What about the concentration of races in just a few countries? There are three US rounds of MotoGP to be held this season. “Can we sustain three races in America? I would like to think so, if the US economy starts to recover, and if more finance comes in from US sponsors and partners, maybe we can,” Jarvis replied.

“There’s a huge amount of work still to be done, and I think the sport has so much potential. That’s what kind of keeps me here and keeps me motivated, despite it’s difficulties since 2008, since the Lehman Brothers crisis we have been in a bit of an economic meltdown in this world, but there is huge potential, so if we can just turn the corner and decide where we want to go and reinvest.”

Photo: Yamaha Racing

This article was originally published on MotoMatters, and is republished here on Asphalt & Rubber with permission by the author.

Comment:

  1. ctk says:

    Dude’s optimism is refreshing.

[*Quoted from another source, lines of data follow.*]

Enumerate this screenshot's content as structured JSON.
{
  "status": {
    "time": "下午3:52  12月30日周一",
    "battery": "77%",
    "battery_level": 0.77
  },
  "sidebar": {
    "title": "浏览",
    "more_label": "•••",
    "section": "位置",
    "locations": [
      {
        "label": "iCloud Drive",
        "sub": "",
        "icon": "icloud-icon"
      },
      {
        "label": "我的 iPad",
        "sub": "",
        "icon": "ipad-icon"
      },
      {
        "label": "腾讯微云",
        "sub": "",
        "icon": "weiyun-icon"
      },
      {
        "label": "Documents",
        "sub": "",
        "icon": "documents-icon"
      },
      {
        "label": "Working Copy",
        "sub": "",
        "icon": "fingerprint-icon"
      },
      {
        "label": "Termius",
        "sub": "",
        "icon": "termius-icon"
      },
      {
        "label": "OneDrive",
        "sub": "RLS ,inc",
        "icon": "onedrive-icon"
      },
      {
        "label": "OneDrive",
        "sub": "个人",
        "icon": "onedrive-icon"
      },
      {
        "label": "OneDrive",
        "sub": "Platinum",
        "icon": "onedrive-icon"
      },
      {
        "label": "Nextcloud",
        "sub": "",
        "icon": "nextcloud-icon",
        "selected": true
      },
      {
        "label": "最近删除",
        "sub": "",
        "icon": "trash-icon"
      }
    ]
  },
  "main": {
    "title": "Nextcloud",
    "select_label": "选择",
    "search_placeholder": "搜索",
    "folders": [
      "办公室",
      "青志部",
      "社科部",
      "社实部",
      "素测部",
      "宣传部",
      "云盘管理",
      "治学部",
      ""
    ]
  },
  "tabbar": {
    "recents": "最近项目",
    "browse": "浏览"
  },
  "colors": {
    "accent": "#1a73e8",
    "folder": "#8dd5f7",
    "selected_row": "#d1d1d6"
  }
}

Dorna has to maximize the marketing potential though. They are not reaching anywhere near the audience they could, esp w/bungling stuff like broadcasting on Speed, and having no way for Westerners to watch races, even after the fact, for free. You can’t have a sport survive w/o letting people watch it, that’s ground zero

  2. afac says:

    i wonder why Malboro doesn’t want to take advantage of the returning Rossi to Yamaha..

    if so, we can see again the legend livery on M1, like it used to be long time ago..

  3. matt says:

    @afac

    It’s because a few years ago moto gp banned tobacco companies from having their names on the bikes. Marlboro sponsored Ducati but after that rule they could no longer have their name on the bike but continued to sponsor it which made no sense to them. The Rizla Suzukis were the exception being that Rizla wasn’t a tobacco company but rather a “rolling papers” company so it was one of those grey areas.

  4. Norm G. says:

    re: “It’s because a few years ago moto gp banned tobacco companies from having their names on the bikes. Marlboro sponsored Ducati but after that rule they could no longer have their name on the bike but continued to sponsor it which made no sense to them.”

    see guys, matt gets it.

    Q: what value stealth advertising…?

    A: zero.

    with each passing year comes a new crop of viewers, each less informed than last. those showing up in 2012 think the orangey/red of ducati grandprix means it’s time to bin their old flat screen for a new one…? color control’s sh#%t the bed. whaddaya gon’ do.